Pharmacy Practice Award from the Commission for Certification in Geriatric Pharmacy. The prevalence of disabling joint diseases increases with age. Musculoskeletal disease is the most common cause of chronic disability in individuals older than 65 years, and arthritis, currently a growing medical problem, is the most common cause of disability in people over 75 years of age. Today, arthritis and foot pain are both major public health problems. Riskowski et al, it is surprising that this topic has received little attention in the rheumatology community. Furthermore, reduced flexibility and mobility in seniors can result in limitations affecting not only the movements and locomotion required for everyday functioning and responsibilities, but also leisure activities, vacations, and caregiving. Differences between normally aging cartilage and osteoarthritic cartilage have been described, suggesting that OA is truly a disease and not just a natural consequence of aging.

For example, the water content and the ratio of chondroitin sulfate to keratin sulfate constituents differ in normally aging and osteoarthritic cartilage. Furthermore, while found in both normally aging and osteoarthritic cartilage, denatured type II collagen is more prevalent in OA. Another important distinction is that elevated degradative enzyme activity is found in OA, but not in cartilage undergoing normal aging. MMPs appear to be important mediators of cartilage destruction.

Following destruction, progressive cartilage degradation and OA ensue. Age is the most consistently identified risk factor for OA, regardless of the joint being studied. Prevalence rates for both radiographic OA and, to a lesser extent, symptomatic OA rise steeply after age 40 years in women and age 50 years in men. Pain is the predominant symptom in degenerative arthritis.
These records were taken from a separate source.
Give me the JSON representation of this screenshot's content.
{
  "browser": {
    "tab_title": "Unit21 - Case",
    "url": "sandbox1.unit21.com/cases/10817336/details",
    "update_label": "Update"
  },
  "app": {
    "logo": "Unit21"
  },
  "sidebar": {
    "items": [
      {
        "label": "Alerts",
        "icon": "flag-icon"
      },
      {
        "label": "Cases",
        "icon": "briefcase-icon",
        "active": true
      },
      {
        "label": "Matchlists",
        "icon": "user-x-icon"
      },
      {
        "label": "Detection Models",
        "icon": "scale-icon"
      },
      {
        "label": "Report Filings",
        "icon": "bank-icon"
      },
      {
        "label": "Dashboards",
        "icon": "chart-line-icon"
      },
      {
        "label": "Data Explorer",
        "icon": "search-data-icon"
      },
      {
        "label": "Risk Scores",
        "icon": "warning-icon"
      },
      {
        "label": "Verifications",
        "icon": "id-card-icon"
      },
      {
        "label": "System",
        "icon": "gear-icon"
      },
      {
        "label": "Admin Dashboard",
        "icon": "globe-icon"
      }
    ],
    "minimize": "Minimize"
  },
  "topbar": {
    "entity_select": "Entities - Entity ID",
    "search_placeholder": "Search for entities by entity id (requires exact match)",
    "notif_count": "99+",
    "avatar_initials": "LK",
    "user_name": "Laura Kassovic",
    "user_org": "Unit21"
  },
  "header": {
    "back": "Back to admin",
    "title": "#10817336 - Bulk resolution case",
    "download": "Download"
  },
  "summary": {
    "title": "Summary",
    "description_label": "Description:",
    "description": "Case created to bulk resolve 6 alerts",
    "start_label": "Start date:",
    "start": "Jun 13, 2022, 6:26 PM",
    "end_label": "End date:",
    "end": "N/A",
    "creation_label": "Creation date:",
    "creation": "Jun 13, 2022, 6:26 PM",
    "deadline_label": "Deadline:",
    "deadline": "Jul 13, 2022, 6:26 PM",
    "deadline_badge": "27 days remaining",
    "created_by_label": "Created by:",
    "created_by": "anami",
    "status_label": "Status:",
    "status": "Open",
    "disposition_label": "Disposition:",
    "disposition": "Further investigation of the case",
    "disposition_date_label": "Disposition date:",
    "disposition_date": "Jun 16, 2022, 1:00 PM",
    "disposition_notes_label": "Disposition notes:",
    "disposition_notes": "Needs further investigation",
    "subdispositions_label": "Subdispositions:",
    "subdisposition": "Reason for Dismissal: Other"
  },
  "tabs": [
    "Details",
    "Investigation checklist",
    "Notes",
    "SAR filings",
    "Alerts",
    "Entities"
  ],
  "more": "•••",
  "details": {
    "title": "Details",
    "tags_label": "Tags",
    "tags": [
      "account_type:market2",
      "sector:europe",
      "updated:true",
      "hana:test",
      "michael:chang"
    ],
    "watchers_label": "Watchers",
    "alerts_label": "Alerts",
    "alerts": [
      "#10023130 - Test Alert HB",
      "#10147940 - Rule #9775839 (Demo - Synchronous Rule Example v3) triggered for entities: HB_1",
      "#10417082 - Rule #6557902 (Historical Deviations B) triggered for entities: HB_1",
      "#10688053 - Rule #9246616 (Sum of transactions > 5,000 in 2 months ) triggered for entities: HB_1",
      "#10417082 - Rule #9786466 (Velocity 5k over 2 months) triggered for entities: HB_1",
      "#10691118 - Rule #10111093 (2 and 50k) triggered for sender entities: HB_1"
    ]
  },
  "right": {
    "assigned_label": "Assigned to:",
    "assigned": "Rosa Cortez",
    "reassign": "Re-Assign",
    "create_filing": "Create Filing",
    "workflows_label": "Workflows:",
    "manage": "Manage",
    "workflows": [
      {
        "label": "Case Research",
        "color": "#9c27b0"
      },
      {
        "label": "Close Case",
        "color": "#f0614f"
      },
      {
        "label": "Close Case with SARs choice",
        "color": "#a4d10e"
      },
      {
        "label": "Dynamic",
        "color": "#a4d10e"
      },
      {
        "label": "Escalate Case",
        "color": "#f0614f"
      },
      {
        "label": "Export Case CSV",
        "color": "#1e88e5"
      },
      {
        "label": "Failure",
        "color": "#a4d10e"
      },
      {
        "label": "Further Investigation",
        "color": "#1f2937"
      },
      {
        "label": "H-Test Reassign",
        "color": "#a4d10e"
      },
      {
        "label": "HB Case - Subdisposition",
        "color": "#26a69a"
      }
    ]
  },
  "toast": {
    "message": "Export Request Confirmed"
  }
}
An enlargement forms and overlies the joint, and swelling develops around the joint. In MPJ OA, a change in the ability to ambulate with ease, coupled with stiffness and pain, accentuates the risk of falls in senior patients. Symptoms, physical findings, and radiographic changes constitute the diagnostic triad of OA. The American College of Rheumatology has set forth classification criteria to aid in the identification of patients with symptomatic OA that include, but do not rely solely on, radiographic findings. Of note, the presence of monarticular heat, redness, and swelling indicates infection until proven otherwise, although gout is more likely. At this time, there are no pharmacologic agents capable of retarding the progression of OA or preventing OA. This is a fundamental and important area of current research.
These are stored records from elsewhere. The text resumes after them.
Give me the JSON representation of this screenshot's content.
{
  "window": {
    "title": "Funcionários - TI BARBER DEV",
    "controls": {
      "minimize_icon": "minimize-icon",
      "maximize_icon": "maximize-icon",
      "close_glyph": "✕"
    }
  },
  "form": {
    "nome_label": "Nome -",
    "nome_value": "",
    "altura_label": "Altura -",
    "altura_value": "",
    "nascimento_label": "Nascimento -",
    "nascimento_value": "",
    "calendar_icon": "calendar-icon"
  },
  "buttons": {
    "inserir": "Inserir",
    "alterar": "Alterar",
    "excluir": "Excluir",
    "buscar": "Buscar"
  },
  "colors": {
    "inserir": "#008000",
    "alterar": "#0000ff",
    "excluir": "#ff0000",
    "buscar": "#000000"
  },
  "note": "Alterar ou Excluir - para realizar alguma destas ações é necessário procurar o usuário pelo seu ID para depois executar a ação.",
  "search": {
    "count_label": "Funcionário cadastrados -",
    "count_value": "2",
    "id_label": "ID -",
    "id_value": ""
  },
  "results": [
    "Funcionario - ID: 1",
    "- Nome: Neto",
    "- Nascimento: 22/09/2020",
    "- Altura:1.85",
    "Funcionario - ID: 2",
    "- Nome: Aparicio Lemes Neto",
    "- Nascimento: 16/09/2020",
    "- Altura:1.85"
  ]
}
New therapies focused on reducing MMP activity and on stimulating matrix synthesis are in development. Studies of community-dwelling and nursing home elderly clearly demonstrate that an important benefit of exercise is a reduction in the number of falls. According to a study by Riskowski et al, clinical trials and prospective studies will be required to unravel the links between foot pain, foot conditions, and interventions that lessen the impact of rheumatic diseases. Both arthritis and foot pain are major public health problems. Pharmacists can guide patients, healthcare providers, and caregivers toward modalities to relieve MPJ pain and stiffness for the maintenance and improvement of joint mobility, joint functionality, and quality of life.

Aging of the muscles and joints. In: Halter JB, Ouslander JG, Tinetti ME, et al, eds. Hazzard’s Geriatric Medicine and Gerontology. In: Fillit HM, Rockwood K, Woodhouse K, eds. Projections of US prevalence of arthritis and associated activity limitations. Riskowski J, Dufour AB, Hannan MT. Current musculoskeletal research on feet.

Menz HB, Tiedemann A, Kwan MM, et al. Foot pain in community-dwelling older people: evaluation of the Manchester Foot Pain and Disability Index. Dufour AB, Broe KE, Nguyen US, et al. Foot pain: is current or past shoewear a factor? Menz HB, Levinger P, Tan JM, et al.